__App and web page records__
------------------------------

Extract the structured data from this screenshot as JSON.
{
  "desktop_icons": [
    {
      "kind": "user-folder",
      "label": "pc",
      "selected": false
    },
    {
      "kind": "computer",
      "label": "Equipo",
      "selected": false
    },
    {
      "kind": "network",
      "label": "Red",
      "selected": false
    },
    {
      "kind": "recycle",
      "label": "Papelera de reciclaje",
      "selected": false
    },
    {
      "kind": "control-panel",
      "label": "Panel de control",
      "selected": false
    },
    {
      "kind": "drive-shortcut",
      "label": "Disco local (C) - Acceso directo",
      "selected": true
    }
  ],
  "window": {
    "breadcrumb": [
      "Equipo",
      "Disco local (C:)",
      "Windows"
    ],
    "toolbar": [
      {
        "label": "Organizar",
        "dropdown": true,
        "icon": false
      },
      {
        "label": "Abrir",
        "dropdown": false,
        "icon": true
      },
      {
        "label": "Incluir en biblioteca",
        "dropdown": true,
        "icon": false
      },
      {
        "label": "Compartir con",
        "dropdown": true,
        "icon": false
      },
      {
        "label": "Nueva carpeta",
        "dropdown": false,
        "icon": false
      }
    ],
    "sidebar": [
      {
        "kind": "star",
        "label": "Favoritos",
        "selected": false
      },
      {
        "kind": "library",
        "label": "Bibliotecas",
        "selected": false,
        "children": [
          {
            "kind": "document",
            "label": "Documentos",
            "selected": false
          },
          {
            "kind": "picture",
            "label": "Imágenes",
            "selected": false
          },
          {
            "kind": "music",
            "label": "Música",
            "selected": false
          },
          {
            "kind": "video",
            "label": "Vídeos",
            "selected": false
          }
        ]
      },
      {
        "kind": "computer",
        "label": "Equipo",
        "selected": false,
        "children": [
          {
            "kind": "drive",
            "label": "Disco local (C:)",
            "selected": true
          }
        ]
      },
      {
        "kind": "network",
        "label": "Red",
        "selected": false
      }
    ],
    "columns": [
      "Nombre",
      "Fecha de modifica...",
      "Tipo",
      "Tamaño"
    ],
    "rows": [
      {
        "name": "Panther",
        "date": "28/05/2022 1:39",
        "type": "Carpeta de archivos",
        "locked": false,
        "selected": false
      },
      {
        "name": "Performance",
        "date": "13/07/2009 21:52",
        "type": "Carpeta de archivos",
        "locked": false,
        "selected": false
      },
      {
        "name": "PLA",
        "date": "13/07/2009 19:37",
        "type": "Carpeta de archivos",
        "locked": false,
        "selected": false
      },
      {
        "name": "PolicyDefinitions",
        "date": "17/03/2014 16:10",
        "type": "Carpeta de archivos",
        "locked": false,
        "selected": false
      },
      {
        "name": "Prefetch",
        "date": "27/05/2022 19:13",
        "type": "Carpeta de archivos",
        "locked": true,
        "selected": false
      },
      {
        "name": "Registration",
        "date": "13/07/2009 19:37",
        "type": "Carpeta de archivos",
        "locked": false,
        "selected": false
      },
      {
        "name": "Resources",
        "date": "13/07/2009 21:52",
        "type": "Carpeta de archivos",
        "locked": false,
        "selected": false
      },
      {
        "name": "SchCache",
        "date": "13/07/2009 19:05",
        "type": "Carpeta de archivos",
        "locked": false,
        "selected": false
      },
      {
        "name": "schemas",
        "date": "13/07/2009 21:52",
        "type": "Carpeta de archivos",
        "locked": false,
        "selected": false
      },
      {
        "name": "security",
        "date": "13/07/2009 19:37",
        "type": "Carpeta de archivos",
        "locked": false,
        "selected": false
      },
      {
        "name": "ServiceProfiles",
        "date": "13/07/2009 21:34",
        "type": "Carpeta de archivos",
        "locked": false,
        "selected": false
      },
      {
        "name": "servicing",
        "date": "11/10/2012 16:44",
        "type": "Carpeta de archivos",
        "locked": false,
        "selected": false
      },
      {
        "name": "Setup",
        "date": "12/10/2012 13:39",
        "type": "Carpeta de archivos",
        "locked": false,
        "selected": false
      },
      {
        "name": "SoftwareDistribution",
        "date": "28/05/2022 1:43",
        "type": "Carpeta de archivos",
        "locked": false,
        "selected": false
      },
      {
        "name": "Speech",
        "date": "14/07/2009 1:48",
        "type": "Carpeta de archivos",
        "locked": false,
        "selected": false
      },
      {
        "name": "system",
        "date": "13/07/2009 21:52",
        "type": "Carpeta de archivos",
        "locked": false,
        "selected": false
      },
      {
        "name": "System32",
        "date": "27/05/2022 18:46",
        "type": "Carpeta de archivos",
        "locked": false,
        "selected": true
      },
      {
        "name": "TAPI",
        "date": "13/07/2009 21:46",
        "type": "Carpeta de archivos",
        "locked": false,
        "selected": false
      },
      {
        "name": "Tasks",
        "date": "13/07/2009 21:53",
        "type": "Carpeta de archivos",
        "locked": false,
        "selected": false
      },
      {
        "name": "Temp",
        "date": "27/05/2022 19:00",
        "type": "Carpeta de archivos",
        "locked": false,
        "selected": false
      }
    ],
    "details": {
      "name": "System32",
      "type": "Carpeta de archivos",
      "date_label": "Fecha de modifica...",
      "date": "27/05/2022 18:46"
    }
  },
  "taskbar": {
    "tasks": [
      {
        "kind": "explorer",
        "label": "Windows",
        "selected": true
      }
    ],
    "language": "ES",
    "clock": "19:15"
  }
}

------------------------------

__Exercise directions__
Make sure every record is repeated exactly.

__Solution for this problem__
Extract the structured data from this screenshot as JSON.
{
  "desktop_icons": [
    {
      "kind": "user-folder",
      "label": "pc",
      "selected": false
    },
    {
      "kind": "computer",
      "label": "Equipo",
      "selected": false
    },
    {
      "kind": "network",
      "label": "Red",
      "selected": false
    },
    {
      "kind": "recycle",
      "label": "Papelera de reciclaje",
      "selected": false
    },
    {
      "kind": "control-panel",
      "label": "Panel de control",
      "selected": false
    },
    {
      "kind": "drive-shortcut",
      "label": "Disco local (C) - Acceso directo",
      "selected": true
    }
  ],
  "window": {
    "breadcrumb": [
      "Equipo",
      "Disco local (C:)",
      "Windows"
    ],
    "toolbar": [
      {
        "label": "Organizar",
        "dropdown": true,
        "icon": false
      },
      {
        "label": "Abrir",
        "dropdown": false,
        "icon": true
      },
      {
        "label": "Incluir en biblioteca",
        "dropdown": true,
        "icon": false
      },
      {
        "label": "Compartir con",
        "dropdown": true,
        "icon": false
      },
      {
        "label": "Nueva carpeta",
        "dropdown": false,
        "icon": false
      }
    ],
    "sidebar": [
      {
        "kind": "star",
        "label": "Favoritos",
        "selected": false
      },
      {
        "kind": "library",
        "label": "Bibliotecas",
        "selected": false,
        "children": [
          {
            "kind": "document",
            "label": "Documentos",
            "selected": false
          },
          {
            "kind": "picture",
            "label": "Imágenes",
            "selected": false
          },
          {
            "kind": "music",
            "label": "Música",
            "selected": false
          },
          {
            "kind": "video",
            "label": "Vídeos",
            "selected": false
          }
        ]
      },
      {
        "kind": "computer",
        "label": "Equipo",
        "selected": false,
        "children": [
          {
            "kind": "drive",
            "label": "Disco local (C:)",
            "selected": true
          }
        ]
      },
      {
        "kind": "network",
        "label": "Red",
        "selected": false
      }
    ],
    "columns": [
      "Nombre",
      "Fecha de modifica...",
      "Tipo",
      "Tamaño"
    ],
    "rows": [
      {
        "name": "Panther",
        "date": "28/05/2022 1:39",
        "type": "Carpeta de archivos",
        "locked": false,
        "selected": false
      },
      {
        "name": "Performance",
        "date": "13/07/2009 21:52",
        "type": "Carpeta de archivos",
        "locked": false,
        "selected": false
      },
      {
        "name": "PLA",
        "date": "13/07/2009 19:37",
        "type": "Carpeta de archivos",
        "locked": false,
        "selected": false
      },
      {
        "name": "PolicyDefinitions",
        "date": "17/03/2014 16:10",
        "type": "Carpeta de archivos",
        "locked": false,
        "selected": false
      },
      {
        "name": "Prefetch",
        "date": "27/05/2022 19:13",
        "type": "Carpeta de archivos",
        "locked": true,
        "selected": false
      },
      {
        "name": "Registration",
        "date": "13/07/2009 19:37",
        "type": "Carpeta de archivos",
        "locked": false,
        "selected": false
      },
      {
        "name": "Resources",
        "date": "13/07/2009 21:52",
        "type": "Carpeta de archivos",
        "locked": false,
        "selected": false
      },
      {
        "name": "SchCache",
        "date": "13/07/2009 19:05",
        "type": "Carpeta de archivos",
        "locked": false,
        "selected": false
      },
      {
        "name": "schemas",
        "date": "13/07/2009 21:52",
        "type": "Carpeta de archivos",
        "locked": false,
        "selected": false
      },
      {
        "name": "security",
        "date": "13/07/2009 19:37",
        "type": "Carpeta de archivos",
        "locked": false,
        "selected": false
      },
      {
        "name": "ServiceProfiles",
        "date": "13/07/2009 21:34",
        "type": "Carpeta de archivos",
        "locked": false,
        "selected": false
      },
      {
        "name": "servicing",
        "date": "11/10/2012 16:44",
        "type": "Carpeta de archivos",
        "locked": false,
        "selected": false
      },
      {
        "name": "Setup",
        "date": "12/10/2012 13:39",
        "type": "Carpeta de archivos",
        "locked": false,
        "selected": false
      },
      {
        "name": "SoftwareDistribution",
        "date": "28/05/2022 1:43",
        "type": "Carpeta de archivos",
        "locked": false,
        "selected": false
      },
      {
        "name": "Speech",
        "date": "14/07/2009 1:48",
        "type": "Carpeta de archivos",
        "locked": false,
        "selected": false
      },
      {
        "name": "system",
        "date": "13/07/2009 21:52",
        "type": "Carpeta de archivos",
        "locked": false,
        "selected": false
      },
      {
        "name": "System32",
        "date": "27/05/2022 18:46",
        "type": "Carpeta de archivos",
        "locked": false,
        "selected": true
      },
      {
        "name": "TAPI",
        "date": "13/07/2009 21:46",
        "type": "Carpeta de archivos",
        "locked": false,
        "selected": false
      },
      {
        "name": "Tasks",
        "date": "13/07/2009 21:53",
        "type": "Carpeta de archivos",
        "locked": false,
        "selected": false
      },
      {
        "name": "Temp",
        "date": "27/05/2022 19:00",
        "type": "Carpeta de archivos",
        "locked": false,
        "selected": false
      }
    ],
    "details": {
      "name": "System32",
      "type": "Carpeta de archivos",
      "date_label": "Fecha de modifica...",
      "date": "27/05/2022 18:46"
    }
  },
  "taskbar": {
    "tasks": [
      {
        "kind": "explorer",
        "label": "Windows",
        "selected": true
      }
    ],
    "language": "ES",
    "clock": "19:15"
  }
}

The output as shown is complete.